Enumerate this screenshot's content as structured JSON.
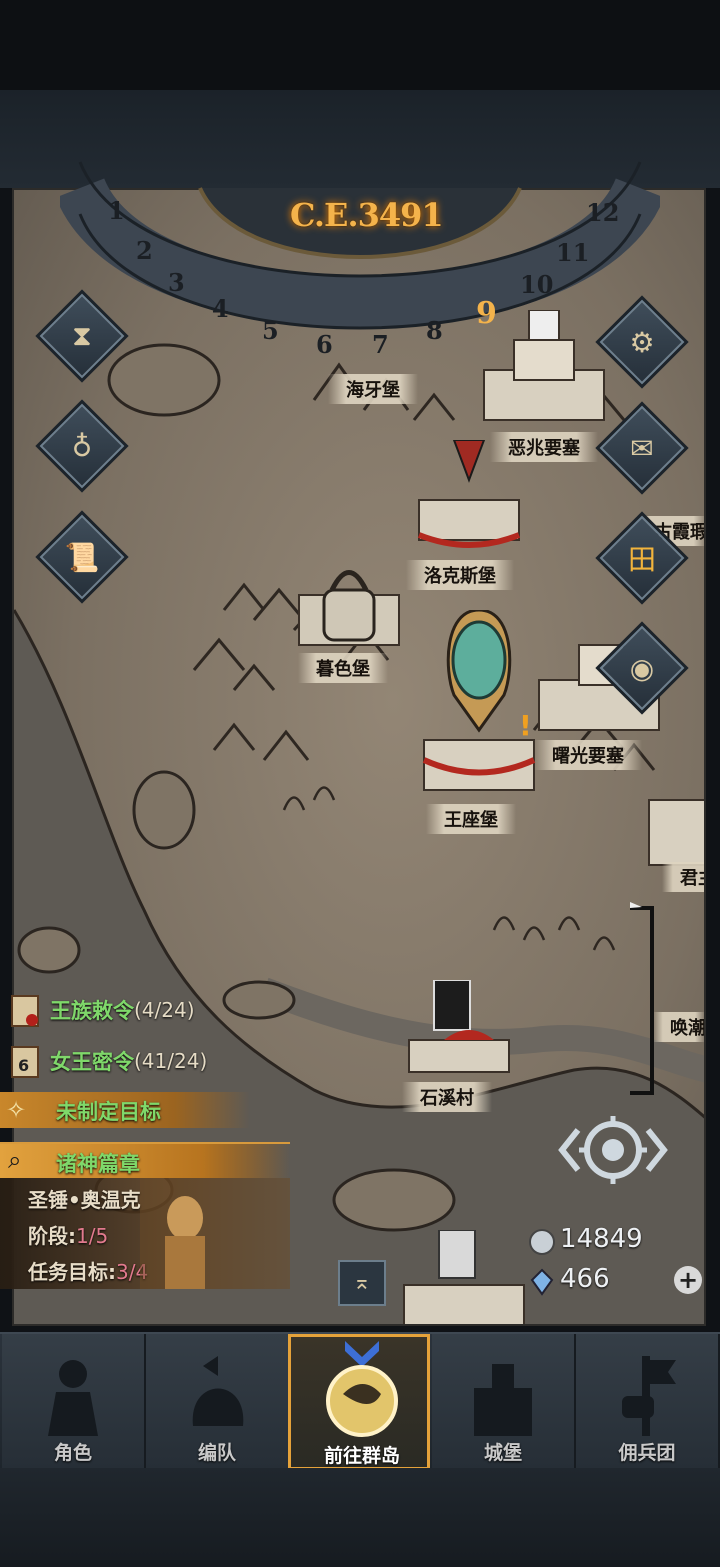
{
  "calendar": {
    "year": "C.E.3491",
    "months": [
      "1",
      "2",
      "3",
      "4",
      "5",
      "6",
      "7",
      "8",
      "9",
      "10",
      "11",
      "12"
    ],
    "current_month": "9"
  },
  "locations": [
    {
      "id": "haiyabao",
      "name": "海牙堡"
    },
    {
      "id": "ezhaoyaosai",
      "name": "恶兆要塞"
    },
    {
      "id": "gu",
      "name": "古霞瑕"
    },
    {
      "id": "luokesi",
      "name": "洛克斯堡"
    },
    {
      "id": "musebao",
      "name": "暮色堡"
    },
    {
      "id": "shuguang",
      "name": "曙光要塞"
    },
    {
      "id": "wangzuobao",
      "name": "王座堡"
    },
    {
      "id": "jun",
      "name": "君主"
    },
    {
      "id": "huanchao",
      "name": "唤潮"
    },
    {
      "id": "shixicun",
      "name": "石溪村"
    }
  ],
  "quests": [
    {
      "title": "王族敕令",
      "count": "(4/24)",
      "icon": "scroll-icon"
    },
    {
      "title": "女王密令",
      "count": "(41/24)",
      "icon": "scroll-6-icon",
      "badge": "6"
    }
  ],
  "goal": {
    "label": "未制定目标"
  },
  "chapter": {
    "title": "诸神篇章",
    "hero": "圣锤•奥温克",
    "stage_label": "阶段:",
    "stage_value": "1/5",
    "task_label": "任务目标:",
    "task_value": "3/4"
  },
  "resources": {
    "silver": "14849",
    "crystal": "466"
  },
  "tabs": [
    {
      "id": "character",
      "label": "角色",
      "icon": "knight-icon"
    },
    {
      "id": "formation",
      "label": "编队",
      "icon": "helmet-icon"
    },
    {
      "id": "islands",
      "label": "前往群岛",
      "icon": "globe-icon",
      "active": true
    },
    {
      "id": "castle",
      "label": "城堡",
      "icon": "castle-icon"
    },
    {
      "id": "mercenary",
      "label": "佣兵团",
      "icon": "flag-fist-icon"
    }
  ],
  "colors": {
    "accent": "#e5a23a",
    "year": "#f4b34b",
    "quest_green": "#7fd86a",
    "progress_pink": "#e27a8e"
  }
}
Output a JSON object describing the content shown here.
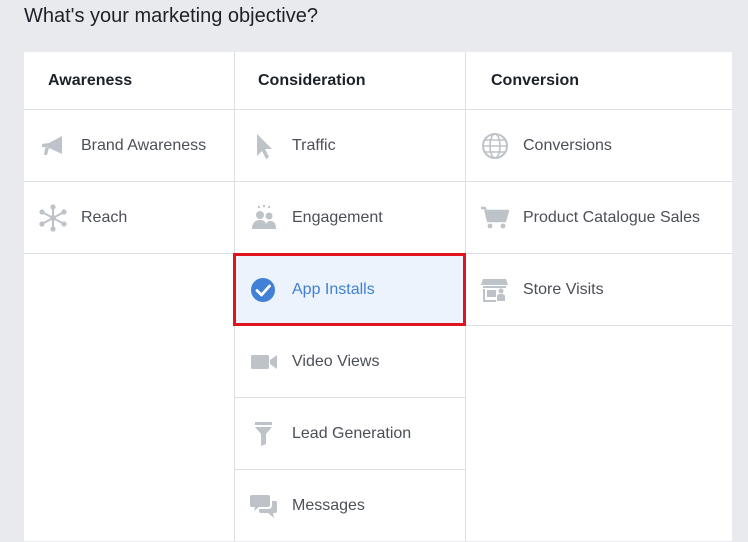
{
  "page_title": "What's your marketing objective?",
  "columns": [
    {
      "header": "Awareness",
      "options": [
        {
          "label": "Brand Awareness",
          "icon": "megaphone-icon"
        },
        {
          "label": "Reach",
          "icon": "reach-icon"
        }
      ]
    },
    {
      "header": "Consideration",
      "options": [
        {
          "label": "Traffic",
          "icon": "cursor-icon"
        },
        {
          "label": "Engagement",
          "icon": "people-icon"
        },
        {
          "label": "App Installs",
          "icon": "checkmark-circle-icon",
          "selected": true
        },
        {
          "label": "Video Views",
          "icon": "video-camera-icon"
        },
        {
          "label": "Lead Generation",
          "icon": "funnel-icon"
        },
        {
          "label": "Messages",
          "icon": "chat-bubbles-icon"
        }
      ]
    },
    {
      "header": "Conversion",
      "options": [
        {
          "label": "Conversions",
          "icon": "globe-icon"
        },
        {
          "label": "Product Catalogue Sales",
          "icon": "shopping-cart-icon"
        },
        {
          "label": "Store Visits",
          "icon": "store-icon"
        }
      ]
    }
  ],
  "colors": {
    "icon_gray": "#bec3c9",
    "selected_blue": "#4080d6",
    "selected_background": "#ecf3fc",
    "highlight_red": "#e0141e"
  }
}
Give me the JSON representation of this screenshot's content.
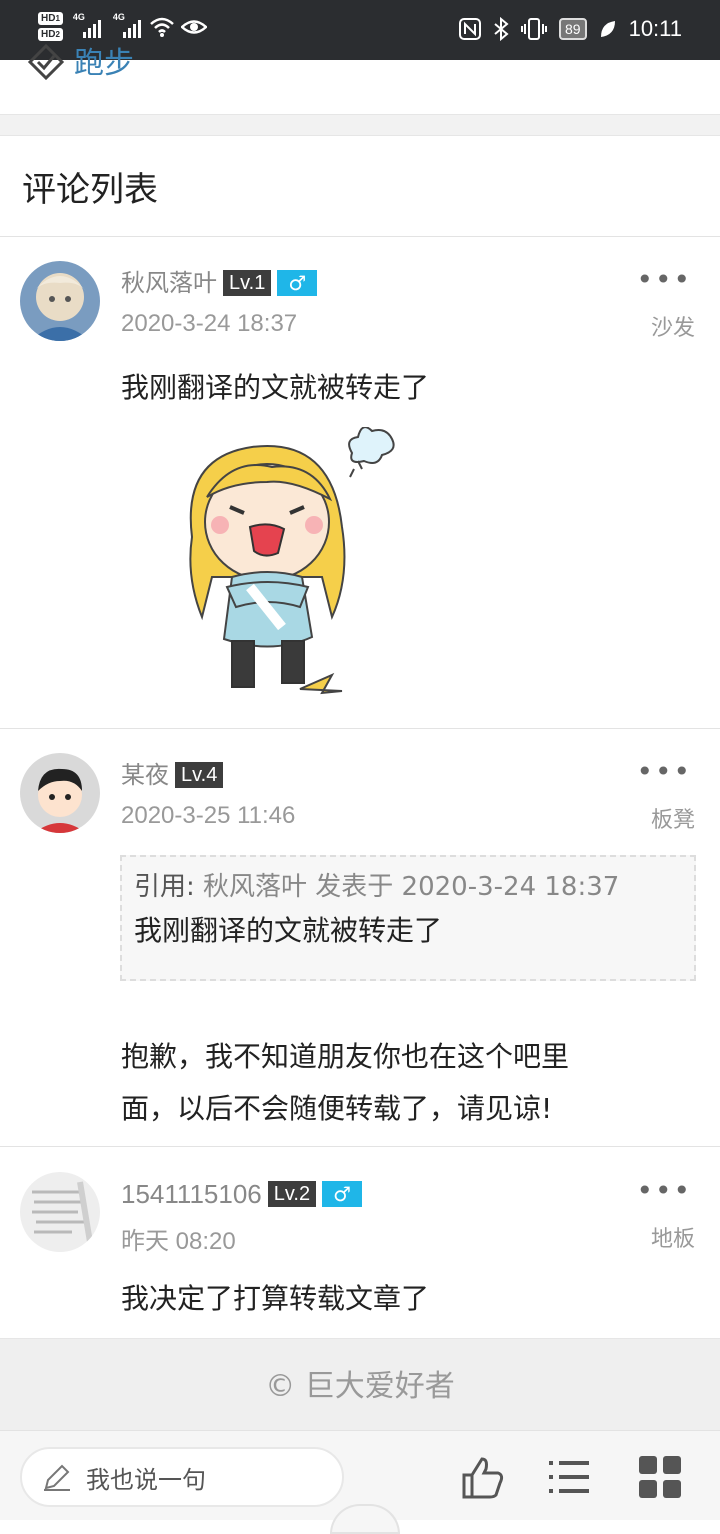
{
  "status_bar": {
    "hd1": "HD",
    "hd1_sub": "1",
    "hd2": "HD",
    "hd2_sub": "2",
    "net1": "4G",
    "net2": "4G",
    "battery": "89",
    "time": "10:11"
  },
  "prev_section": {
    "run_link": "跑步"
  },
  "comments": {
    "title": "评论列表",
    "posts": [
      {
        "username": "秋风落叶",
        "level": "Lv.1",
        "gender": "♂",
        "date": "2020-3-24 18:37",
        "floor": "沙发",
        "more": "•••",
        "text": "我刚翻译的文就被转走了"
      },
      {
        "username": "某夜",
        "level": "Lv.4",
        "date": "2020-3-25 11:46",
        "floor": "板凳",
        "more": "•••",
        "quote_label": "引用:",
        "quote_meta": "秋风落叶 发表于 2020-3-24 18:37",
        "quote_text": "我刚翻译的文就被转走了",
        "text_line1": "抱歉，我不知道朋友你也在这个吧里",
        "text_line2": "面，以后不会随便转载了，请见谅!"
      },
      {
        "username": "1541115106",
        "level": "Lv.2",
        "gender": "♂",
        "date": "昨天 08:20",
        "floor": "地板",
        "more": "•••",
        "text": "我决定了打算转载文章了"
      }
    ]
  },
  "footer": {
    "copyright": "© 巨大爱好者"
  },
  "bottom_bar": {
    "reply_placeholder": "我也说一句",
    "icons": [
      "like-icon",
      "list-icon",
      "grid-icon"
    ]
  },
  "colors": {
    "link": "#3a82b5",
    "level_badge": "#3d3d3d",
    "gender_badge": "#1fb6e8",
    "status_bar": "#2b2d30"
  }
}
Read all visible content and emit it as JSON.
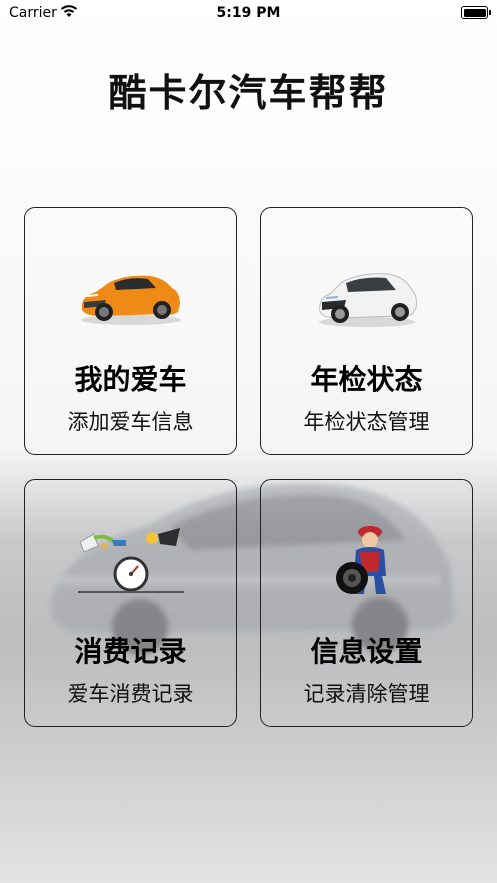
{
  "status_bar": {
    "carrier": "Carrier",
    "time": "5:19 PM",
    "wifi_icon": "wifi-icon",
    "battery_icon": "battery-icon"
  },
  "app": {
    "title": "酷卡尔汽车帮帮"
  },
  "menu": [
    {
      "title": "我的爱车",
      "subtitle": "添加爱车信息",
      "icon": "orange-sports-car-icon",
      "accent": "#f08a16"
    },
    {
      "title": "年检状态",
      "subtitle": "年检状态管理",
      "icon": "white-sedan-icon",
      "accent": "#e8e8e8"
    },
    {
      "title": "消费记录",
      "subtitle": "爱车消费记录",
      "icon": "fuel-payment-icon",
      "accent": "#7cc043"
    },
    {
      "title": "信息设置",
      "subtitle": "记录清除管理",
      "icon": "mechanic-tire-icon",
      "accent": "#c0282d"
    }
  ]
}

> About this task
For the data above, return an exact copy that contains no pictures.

> Solution for this task
Enumerate this screenshot's content as structured JSON.
{
  "calendar": {
    "year": "C.E.3491",
    "months": [
      "1",
      "2",
      "3",
      "4",
      "5",
      "6",
      "7",
      "8",
      "9",
      "10",
      "11",
      "12"
    ],
    "current_month": "9"
  },
  "locations": [
    {
      "id": "haiyabao",
      "name": "海牙堡"
    },
    {
      "id": "ezhaoyaosai",
      "name": "恶兆要塞"
    },
    {
      "id": "gu",
      "name": "古霞瑕"
    },
    {
      "id": "luokesi",
      "name": "洛克斯堡"
    },
    {
      "id": "musebao",
      "name": "暮色堡"
    },
    {
      "id": "shuguang",
      "name": "曙光要塞"
    },
    {
      "id": "wangzuobao",
      "name": "王座堡"
    },
    {
      "id": "jun",
      "name": "君主"
    },
    {
      "id": "huanchao",
      "name": "唤潮"
    },
    {
      "id": "shixicun",
      "name": "石溪村"
    }
  ],
  "quests": [
    {
      "title": "王族敕令",
      "count": "(4/24)",
      "icon": "scroll-icon"
    },
    {
      "title": "女王密令",
      "count": "(41/24)",
      "icon": "scroll-6-icon",
      "badge": "6"
    }
  ],
  "goal": {
    "label": "未制定目标"
  },
  "chapter": {
    "title": "诸神篇章",
    "hero": "圣锤•奥温克",
    "stage_label": "阶段:",
    "stage_value": "1/5",
    "task_label": "任务目标:",
    "task_value": "3/4"
  },
  "resources": {
    "silver": "14849",
    "crystal": "466"
  },
  "tabs": [
    {
      "id": "character",
      "label": "角色",
      "icon": "knight-icon"
    },
    {
      "id": "formation",
      "label": "编队",
      "icon": "helmet-icon"
    },
    {
      "id": "islands",
      "label": "前往群岛",
      "icon": "globe-icon",
      "active": true
    },
    {
      "id": "castle",
      "label": "城堡",
      "icon": "castle-icon"
    },
    {
      "id": "mercenary",
      "label": "佣兵团",
      "icon": "flag-fist-icon"
    }
  ],
  "colors": {
    "accent": "#e5a23a",
    "year": "#f4b34b",
    "quest_green": "#7fd86a",
    "progress_pink": "#e27a8e"
  }
}
Output a JSON object describing the content shown here.
{
  "page_title": "What's your marketing objective?",
  "columns": [
    {
      "header": "Awareness",
      "options": [
        {
          "label": "Brand Awareness",
          "icon": "megaphone-icon"
        },
        {
          "label": "Reach",
          "icon": "reach-icon"
        }
      ]
    },
    {
      "header": "Consideration",
      "options": [
        {
          "label": "Traffic",
          "icon": "cursor-icon"
        },
        {
          "label": "Engagement",
          "icon": "people-icon"
        },
        {
          "label": "App Installs",
          "icon": "checkmark-circle-icon",
          "selected": true
        },
        {
          "label": "Video Views",
          "icon": "video-camera-icon"
        },
        {
          "label": "Lead Generation",
          "icon": "funnel-icon"
        },
        {
          "label": "Messages",
          "icon": "chat-bubbles-icon"
        }
      ]
    },
    {
      "header": "Conversion",
      "options": [
        {
          "label": "Conversions",
          "icon": "globe-icon"
        },
        {
          "label": "Product Catalogue Sales",
          "icon": "shopping-cart-icon"
        },
        {
          "label": "Store Visits",
          "icon": "store-icon"
        }
      ]
    }
  ],
  "colors": {
    "icon_gray": "#bec3c9",
    "selected_blue": "#4080d6",
    "selected_background": "#ecf3fc",
    "highlight_red": "#e0141e"
  }
}
Give me the JSON representation of this screenshot's content.
{
  "status_bar": {
    "hd1": "HD",
    "hd1_sub": "1",
    "hd2": "HD",
    "hd2_sub": "2",
    "net1": "4G",
    "net2": "4G",
    "battery": "89",
    "time": "10:11"
  },
  "prev_section": {
    "run_link": "跑步"
  },
  "comments": {
    "title": "评论列表",
    "posts": [
      {
        "username": "秋风落叶",
        "level": "Lv.1",
        "gender": "♂",
        "date": "2020-3-24 18:37",
        "floor": "沙发",
        "more": "•••",
        "text": "我刚翻译的文就被转走了"
      },
      {
        "username": "某夜",
        "level": "Lv.4",
        "date": "2020-3-25 11:46",
        "floor": "板凳",
        "more": "•••",
        "quote_label": "引用:",
        "quote_meta": "秋风落叶 发表于 2020-3-24 18:37",
        "quote_text": "我刚翻译的文就被转走了",
        "text_line1": "抱歉，我不知道朋友你也在这个吧里",
        "text_line2": "面，以后不会随便转载了，请见谅!"
      },
      {
        "username": "1541115106",
        "level": "Lv.2",
        "gender": "♂",
        "date": "昨天 08:20",
        "floor": "地板",
        "more": "•••",
        "text": "我决定了打算转载文章了"
      }
    ]
  },
  "footer": {
    "copyright": "© 巨大爱好者"
  },
  "bottom_bar": {
    "reply_placeholder": "我也说一句",
    "icons": [
      "like-icon",
      "list-icon",
      "grid-icon"
    ]
  },
  "colors": {
    "link": "#3a82b5",
    "level_badge": "#3d3d3d",
    "gender_badge": "#1fb6e8",
    "status_bar": "#2b2d30"
  }
}
Read all visible content and emit it as JSON.
{
  "status_bar": {
    "carrier": "Carrier",
    "time": "5:19 PM",
    "wifi_icon": "wifi-icon",
    "battery_icon": "battery-icon"
  },
  "app": {
    "title": "酷卡尔汽车帮帮"
  },
  "menu": [
    {
      "title": "我的爱车",
      "subtitle": "添加爱车信息",
      "icon": "orange-sports-car-icon",
      "accent": "#f08a16"
    },
    {
      "title": "年检状态",
      "subtitle": "年检状态管理",
      "icon": "white-sedan-icon",
      "accent": "#e8e8e8"
    },
    {
      "title": "消费记录",
      "subtitle": "爱车消费记录",
      "icon": "fuel-payment-icon",
      "accent": "#7cc043"
    },
    {
      "title": "信息设置",
      "subtitle": "记录清除管理",
      "icon": "mechanic-tire-icon",
      "accent": "#c0282d"
    }
  ]
}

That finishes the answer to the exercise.